Segment Start: Given records

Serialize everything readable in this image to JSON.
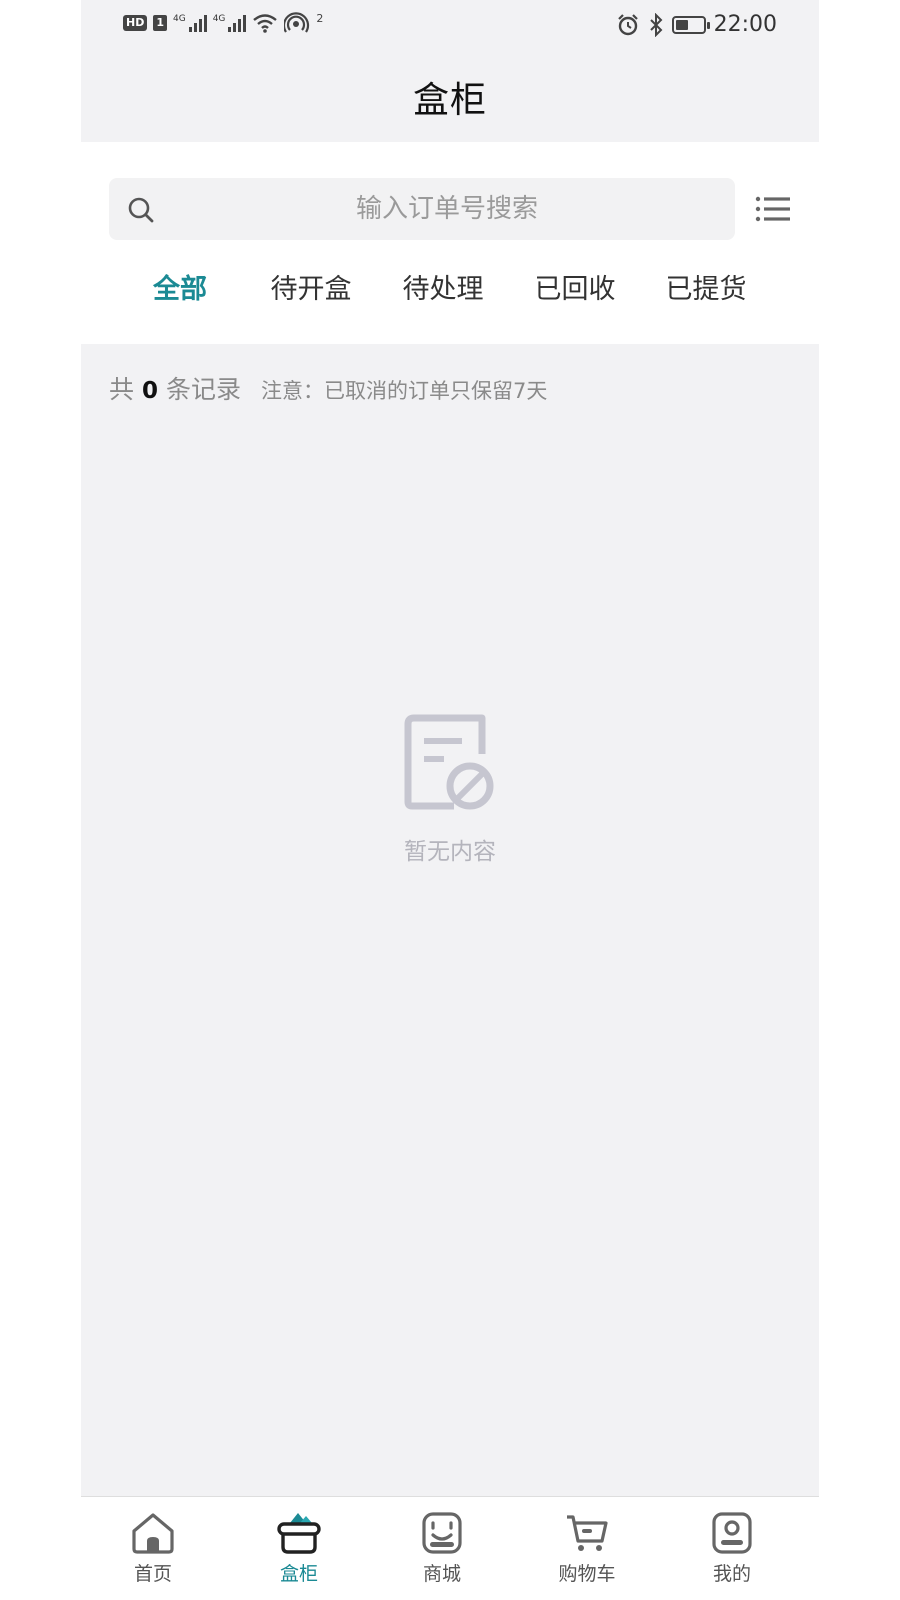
{
  "status_bar": {
    "hd_badge": "HD",
    "sim_label": "1",
    "network_1": "4G",
    "network_2": "4G",
    "hotspot_count": "2",
    "time": "22:00",
    "icons": [
      "signal-icon",
      "wifi-icon",
      "hotspot-icon",
      "alarm-icon",
      "bluetooth-icon",
      "battery-icon"
    ]
  },
  "header": {
    "title": "盒柜"
  },
  "search": {
    "placeholder": "输入订单号搜索",
    "icon": "search-icon",
    "menu_icon": "list-menu-icon"
  },
  "tabs": [
    {
      "label": "全部",
      "active": true
    },
    {
      "label": "待开盒",
      "active": false
    },
    {
      "label": "待处理",
      "active": false
    },
    {
      "label": "已回收",
      "active": false
    },
    {
      "label": "已提货",
      "active": false
    }
  ],
  "summary": {
    "prefix": "共",
    "count": "0",
    "suffix": "条记录",
    "note": "注意：已取消的订单只保留7天"
  },
  "empty_state": {
    "icon": "empty-document-icon",
    "text": "暂无内容"
  },
  "bottom_nav": [
    {
      "label": "首页",
      "icon": "home-icon",
      "active": false
    },
    {
      "label": "盒柜",
      "icon": "box-cabinet-icon",
      "active": true
    },
    {
      "label": "商城",
      "icon": "shop-icon",
      "active": false
    },
    {
      "label": "购物车",
      "icon": "cart-icon",
      "active": false
    },
    {
      "label": "我的",
      "icon": "profile-icon",
      "active": false
    }
  ],
  "colors": {
    "accent": "#1b8a94",
    "background": "#f2f2f4",
    "muted_text": "#9a9a9a"
  }
}
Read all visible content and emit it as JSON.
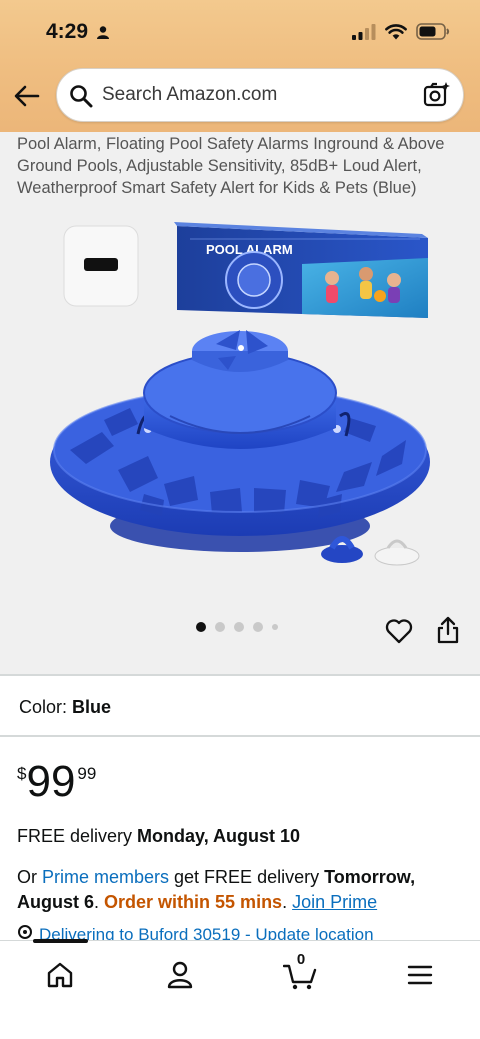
{
  "status_bar": {
    "time": "4:29"
  },
  "search": {
    "placeholder": "Search Amazon.com"
  },
  "product": {
    "title": "Pool Alarm, Floating Pool Safety Alarms Inground & Above Ground Pools, Adjustable Sensitivity, 85dB+ Loud Alert, Weatherproof Smart Safety Alert for Kids & Pets (Blue)",
    "box_label": "POOL ALARM",
    "image_count": 5,
    "active_image": 1
  },
  "color": {
    "label": "Color:",
    "value": "Blue"
  },
  "price": {
    "symbol": "$",
    "whole": "99",
    "fraction": "99"
  },
  "delivery": {
    "prefix": "FREE delivery ",
    "date": "Monday, August 10"
  },
  "prime": {
    "or": "Or ",
    "members_link": "Prime members",
    "middle": " get FREE delivery ",
    "date": "Tomorrow, August 6",
    "period": ". ",
    "order_within": "Order within 55 mins",
    "period2": ". ",
    "join_link": "Join Prime"
  },
  "deliver_to": {
    "text": "Delivering to Buford 30519 - Update location"
  },
  "nav": {
    "cart_count": "0"
  },
  "colors": {
    "header_bg": "#efbd80",
    "link": "#0a6ebd",
    "urgent": "#c45500",
    "product_blue": "#2f57d9"
  }
}
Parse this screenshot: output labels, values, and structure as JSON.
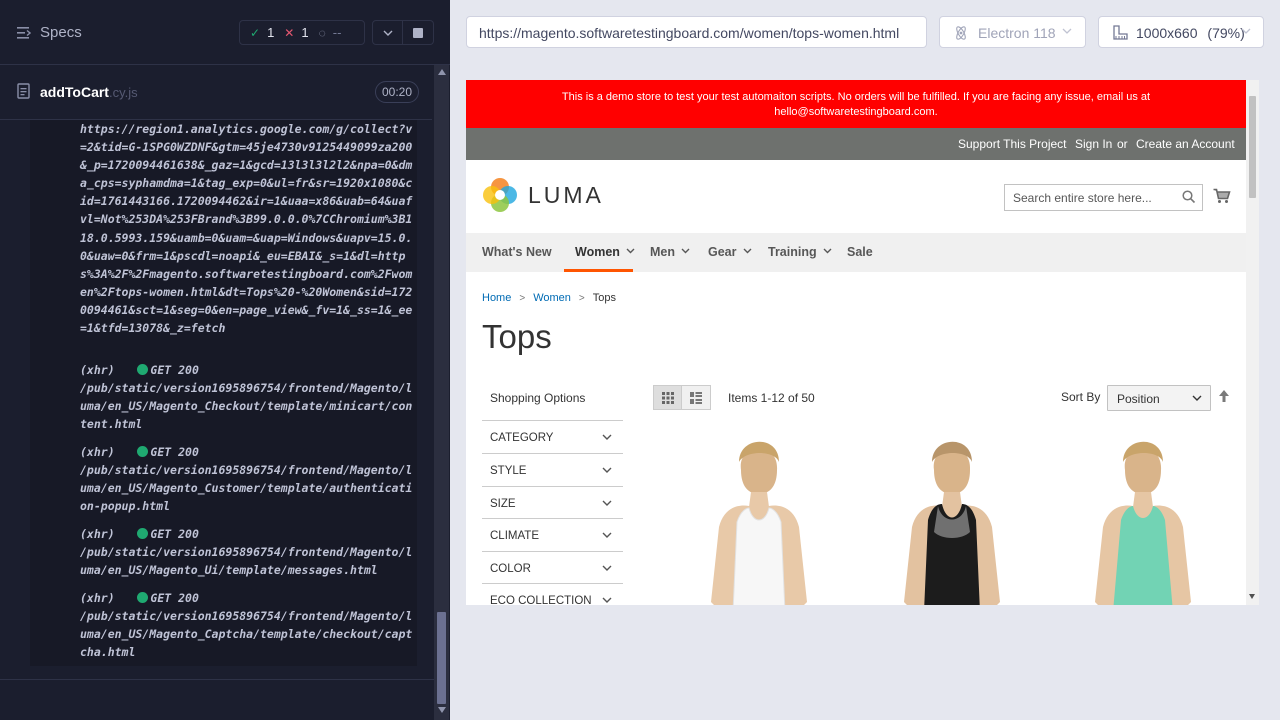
{
  "runner": {
    "specs_label": "Specs",
    "stats": {
      "passed": "1",
      "failed": "1",
      "pending": "--"
    },
    "spec": {
      "name": "addToCart",
      "ext": ".cy.js",
      "time": "00:20"
    },
    "log_url": "https://region1.analytics.google.com/g/collect?v=2&tid=G-1SPG0WZDNF&gtm=45je4730v9125449099za200&_p=1720094461638&_gaz=1&gcd=13l3l3l2l2&npa=0&dma_cps=syphamdma=1&tag_exp=0&ul=fr&sr=1920x1080&cid=1761443166.1720094462&ir=1&uaa=x86&uab=64&uafvl=Not%253DA%253FBrand%3B99.0.0.0%7CChromium%3B118.0.5993.159&uamb=0&uam=&uap=Windows&uapv=15.0.0&uaw=0&frm=1&pscdl=noapi&_eu=EBAI&_s=1&dl=https%3A%2F%2Fmagento.softwaretestingboard.com%2Fwomen%2Ftops-women.html&dt=Tops%20-%20Women&sid=1720094461&sct=1&seg=0&en=page_view&_fv=1&_ss=1&_ee=1&tfd=13078&_z=fetch",
    "requests": [
      {
        "tag": "(xhr)",
        "method": "GET 200",
        "path": "/pub/static/version1695896754/frontend/Magento/luma/en_US/Magento_Checkout/template/minicart/content.html"
      },
      {
        "tag": "(xhr)",
        "method": "GET 200",
        "path": "/pub/static/version1695896754/frontend/Magento/luma/en_US/Magento_Customer/template/authentication-popup.html"
      },
      {
        "tag": "(xhr)",
        "method": "GET 200",
        "path": "/pub/static/version1695896754/frontend/Magento/luma/en_US/Magento_Ui/template/messages.html"
      },
      {
        "tag": "(xhr)",
        "method": "GET 200",
        "path": "/pub/static/version1695896754/frontend/Magento/luma/en_US/Magento_Captcha/template/checkout/captcha.html"
      }
    ]
  },
  "browser": {
    "url": "https://magento.softwaretestingboard.com/women/tops-women.html",
    "browser_name": "Electron 118",
    "viewport": "1000x660",
    "zoom": "(79%)"
  },
  "site": {
    "demo_line1": "This is a demo store to test your test automaiton scripts. No orders will be fulfilled. If you are facing any issue, email us at",
    "demo_line2": "hello@softwaretestingboard.com.",
    "links": {
      "support": "Support This Project",
      "signin": "Sign In",
      "or": "or",
      "create": "Create an Account"
    },
    "logo": "LUMA",
    "search_placeholder": "Search entire store here...",
    "nav": [
      "What's New",
      "Women",
      "Men",
      "Gear",
      "Training",
      "Sale"
    ],
    "breadcrumb": [
      "Home",
      "Women",
      "Tops"
    ],
    "title": "Tops",
    "shopping_options": "Shopping Options",
    "filters": [
      "CATEGORY",
      "STYLE",
      "SIZE",
      "CLIMATE",
      "COLOR",
      "ECO COLLECTION"
    ],
    "items_count": "Items 1-12 of 50",
    "sort_label": "Sort By",
    "sort_value": "Position"
  },
  "colors": {
    "banner": "#ff0000",
    "nav_active": "#ff5501",
    "link": "#006bb4",
    "runner_bg": "#1b1e2e"
  }
}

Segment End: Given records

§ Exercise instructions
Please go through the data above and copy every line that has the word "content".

§ Completed task
Read all visible content and emit it as JSON.
        "path": "/pub/static/version1695896754/frontend/Magento/luma/en_US/Magento_Checkout/template/minicart/content.html"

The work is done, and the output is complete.